If you've ever wondered how to help your team become more productive or to need your input less often, here are a few tips:
#1 Establish clear expectations
If you're delegating a task to me, I'll want to know a few key things:
- When is this due?
- Do I have a budget to purchase supplies, etc.? If so, what is the budget?
- At what point along the way do I need to get your approval to move forward?
- What authority do I have for this effort?
- What does success look like for this task? (A certain number of participants at an event, simply completing it on time and within budget, researching and recommending a few options to you)

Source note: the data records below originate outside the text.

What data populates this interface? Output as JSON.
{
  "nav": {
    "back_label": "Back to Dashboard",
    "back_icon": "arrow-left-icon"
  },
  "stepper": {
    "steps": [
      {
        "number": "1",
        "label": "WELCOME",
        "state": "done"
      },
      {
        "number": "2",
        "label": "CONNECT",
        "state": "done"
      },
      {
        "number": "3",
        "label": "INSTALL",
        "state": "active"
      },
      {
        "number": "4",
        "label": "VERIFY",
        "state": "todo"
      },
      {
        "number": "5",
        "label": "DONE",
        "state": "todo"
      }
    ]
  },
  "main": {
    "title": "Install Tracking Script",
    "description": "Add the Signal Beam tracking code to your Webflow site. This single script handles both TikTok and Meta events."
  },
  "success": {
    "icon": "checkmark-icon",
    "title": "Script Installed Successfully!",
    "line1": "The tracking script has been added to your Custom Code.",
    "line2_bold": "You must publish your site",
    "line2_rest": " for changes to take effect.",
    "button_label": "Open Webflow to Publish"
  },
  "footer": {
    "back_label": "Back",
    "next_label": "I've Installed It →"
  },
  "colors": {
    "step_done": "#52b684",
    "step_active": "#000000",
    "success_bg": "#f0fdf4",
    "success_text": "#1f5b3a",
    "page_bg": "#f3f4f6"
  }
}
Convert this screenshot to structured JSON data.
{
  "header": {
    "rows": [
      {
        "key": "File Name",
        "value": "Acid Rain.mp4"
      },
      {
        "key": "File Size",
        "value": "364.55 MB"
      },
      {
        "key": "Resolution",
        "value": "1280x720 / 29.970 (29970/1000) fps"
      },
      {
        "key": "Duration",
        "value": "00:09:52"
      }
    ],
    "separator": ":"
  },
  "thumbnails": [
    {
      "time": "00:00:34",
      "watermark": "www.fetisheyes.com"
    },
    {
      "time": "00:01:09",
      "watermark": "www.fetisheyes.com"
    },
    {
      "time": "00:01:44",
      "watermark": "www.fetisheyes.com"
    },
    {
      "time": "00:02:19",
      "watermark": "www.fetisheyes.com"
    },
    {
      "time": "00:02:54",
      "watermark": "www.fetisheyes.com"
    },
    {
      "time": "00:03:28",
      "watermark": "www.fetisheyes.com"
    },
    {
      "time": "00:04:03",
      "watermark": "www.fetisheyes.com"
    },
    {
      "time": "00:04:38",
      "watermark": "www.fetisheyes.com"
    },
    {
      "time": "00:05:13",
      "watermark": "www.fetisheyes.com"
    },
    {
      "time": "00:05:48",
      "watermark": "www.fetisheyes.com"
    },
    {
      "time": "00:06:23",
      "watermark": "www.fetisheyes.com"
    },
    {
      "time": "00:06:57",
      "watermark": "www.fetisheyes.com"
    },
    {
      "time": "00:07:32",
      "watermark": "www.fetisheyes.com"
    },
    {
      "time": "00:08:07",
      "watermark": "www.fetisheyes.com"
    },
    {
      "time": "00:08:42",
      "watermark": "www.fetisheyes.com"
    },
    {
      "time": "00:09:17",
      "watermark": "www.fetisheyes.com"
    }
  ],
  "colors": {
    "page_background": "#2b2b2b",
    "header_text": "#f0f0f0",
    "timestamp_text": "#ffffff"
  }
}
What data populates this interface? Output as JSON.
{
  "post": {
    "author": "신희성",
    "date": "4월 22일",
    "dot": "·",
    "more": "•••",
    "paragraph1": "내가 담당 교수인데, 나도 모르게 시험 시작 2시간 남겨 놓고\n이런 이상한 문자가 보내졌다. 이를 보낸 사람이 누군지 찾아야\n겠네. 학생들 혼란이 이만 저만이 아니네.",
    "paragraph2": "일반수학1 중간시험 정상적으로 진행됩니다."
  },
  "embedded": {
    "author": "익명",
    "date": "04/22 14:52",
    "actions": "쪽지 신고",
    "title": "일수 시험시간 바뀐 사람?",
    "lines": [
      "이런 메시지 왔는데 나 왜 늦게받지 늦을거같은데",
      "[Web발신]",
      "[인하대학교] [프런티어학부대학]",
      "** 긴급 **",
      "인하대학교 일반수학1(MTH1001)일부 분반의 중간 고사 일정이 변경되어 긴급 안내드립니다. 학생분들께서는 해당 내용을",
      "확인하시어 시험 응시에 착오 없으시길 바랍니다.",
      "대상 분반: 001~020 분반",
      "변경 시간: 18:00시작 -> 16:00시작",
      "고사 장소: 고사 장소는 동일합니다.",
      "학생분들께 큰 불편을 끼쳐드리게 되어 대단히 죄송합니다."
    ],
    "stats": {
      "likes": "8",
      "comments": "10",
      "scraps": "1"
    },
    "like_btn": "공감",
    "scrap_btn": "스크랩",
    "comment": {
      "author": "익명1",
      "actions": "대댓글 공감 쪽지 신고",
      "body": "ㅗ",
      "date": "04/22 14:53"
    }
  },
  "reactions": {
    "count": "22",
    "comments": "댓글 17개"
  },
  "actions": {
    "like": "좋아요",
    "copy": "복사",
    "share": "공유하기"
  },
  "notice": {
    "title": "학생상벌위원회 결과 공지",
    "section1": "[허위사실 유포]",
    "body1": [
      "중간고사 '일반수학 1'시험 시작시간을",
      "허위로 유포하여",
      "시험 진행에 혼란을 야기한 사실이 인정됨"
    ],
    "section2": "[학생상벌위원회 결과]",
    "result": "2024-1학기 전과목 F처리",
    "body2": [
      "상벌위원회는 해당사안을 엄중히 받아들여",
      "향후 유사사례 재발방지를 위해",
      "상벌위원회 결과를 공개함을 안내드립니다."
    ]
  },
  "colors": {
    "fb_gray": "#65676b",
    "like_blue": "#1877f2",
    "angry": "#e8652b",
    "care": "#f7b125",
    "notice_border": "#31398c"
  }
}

Notice that none of these questions involve how to perform the task only looking for the boundaries to stay within and what a win looks like in your viewpoint. Unless it's a very detailed task such as entering member information into the church database or compiling a financial report, try to avoid telling someone the "how" unless they ask for that information. By delegating a task and providing boundaries but not a step-by-step process, you're communicating trust to that team member. This also provides that individual with the opportunity to think for himself, learn throughout the process, and prove he's capable of handling more responsibility in the future.
#2 Be available
Especially for new team members or those with less experience, you'll need to field a few questions along the way.
Let your team know if there are certain days of the week or hours within the day that you need uninterrupted. Ask them to email you questions during those times so you can get back with them later.
Another option is to setup a weekly 30-minute one-on-one meeting with each member of your team.
This trains them to compile non-urgent questions for that weekly meeting. This also gives you an opportunity to delegate tasks during that time, ask for status updates on projects you've already given to them, and to get an impression on how each person is doing.
#3 Provide feedback
Most companies have a consistent evaluation process for all employees. That can be a very useful practice, but it's not sufficient if you only wait for those times to provide feedback to your team members. Don't be stingy with compliments when a team member does a great job. Let the individual know what you appreciated about their work.
If you need to offer correction, do so one-on-one and not in front of a group. Clearly explain why what they did wasn't what you wanted, and explain what you need them to change going forward.
These simple tips can produce great results with a stronger, more mature team.
As each individual knows what you expect, communicates more effectively, and grows based on your feedback, you'll have more capacity as a team to accomplish what God sets before you.